=== EXERCISE PROMPT ===
Copy every line that contains the string "Edit" from the entries below.
──────────
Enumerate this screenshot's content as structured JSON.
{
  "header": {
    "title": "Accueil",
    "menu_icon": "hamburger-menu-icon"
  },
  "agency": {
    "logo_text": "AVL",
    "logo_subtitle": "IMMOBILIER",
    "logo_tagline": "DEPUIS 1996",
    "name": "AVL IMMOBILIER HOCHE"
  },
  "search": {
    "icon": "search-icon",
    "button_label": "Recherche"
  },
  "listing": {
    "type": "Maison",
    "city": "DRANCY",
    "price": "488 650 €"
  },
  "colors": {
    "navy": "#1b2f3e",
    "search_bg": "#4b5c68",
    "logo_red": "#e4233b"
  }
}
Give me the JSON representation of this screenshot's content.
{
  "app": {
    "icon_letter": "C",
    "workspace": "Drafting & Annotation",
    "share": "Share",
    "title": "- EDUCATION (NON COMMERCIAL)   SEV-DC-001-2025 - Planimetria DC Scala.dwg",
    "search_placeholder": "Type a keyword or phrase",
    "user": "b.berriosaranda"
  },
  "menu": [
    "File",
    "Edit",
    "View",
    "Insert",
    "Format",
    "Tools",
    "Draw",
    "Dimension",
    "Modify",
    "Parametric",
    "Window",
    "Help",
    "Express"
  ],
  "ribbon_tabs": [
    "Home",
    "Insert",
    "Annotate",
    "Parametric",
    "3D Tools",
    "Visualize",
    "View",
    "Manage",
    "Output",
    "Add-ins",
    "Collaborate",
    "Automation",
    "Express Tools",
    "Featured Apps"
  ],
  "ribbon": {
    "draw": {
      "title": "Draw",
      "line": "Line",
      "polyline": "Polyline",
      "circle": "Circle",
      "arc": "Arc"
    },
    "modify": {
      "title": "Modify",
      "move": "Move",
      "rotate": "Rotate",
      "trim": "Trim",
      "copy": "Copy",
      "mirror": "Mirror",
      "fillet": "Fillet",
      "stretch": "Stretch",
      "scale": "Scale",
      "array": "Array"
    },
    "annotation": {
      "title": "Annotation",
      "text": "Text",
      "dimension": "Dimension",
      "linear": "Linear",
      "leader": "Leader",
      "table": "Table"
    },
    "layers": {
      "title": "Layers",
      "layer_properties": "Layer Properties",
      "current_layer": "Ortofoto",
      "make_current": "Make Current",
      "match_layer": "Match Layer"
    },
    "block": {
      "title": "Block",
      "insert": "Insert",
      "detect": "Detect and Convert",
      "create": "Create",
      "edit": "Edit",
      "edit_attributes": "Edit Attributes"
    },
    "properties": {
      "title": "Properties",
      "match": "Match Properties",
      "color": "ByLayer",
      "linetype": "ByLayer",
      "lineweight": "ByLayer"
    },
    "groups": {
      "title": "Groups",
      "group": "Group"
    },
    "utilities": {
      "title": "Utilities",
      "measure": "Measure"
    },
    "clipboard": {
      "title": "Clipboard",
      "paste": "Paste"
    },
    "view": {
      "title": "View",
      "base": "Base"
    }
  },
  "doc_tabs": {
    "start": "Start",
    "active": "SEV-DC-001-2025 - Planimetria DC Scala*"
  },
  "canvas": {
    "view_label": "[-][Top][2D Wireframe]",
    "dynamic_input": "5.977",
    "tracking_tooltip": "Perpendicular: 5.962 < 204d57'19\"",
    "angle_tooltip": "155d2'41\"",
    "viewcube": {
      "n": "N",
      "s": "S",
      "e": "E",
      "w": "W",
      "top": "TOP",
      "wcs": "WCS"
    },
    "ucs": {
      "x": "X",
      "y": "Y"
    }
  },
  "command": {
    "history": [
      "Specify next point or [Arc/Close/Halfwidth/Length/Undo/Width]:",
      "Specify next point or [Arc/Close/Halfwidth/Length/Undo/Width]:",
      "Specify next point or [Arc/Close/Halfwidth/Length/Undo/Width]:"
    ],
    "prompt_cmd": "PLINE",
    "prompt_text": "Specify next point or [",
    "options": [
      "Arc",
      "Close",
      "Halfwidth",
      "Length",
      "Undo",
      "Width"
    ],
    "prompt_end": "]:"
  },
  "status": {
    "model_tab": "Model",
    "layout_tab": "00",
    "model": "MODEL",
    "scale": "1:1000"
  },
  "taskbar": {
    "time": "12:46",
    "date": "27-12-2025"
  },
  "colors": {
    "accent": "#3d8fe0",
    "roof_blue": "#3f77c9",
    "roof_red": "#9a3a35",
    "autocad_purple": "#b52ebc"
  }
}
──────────
=== ANSWER BOX ===
    "Edit",
      "edit": "Edit",
      "edit_attributes": "Edit Attributes"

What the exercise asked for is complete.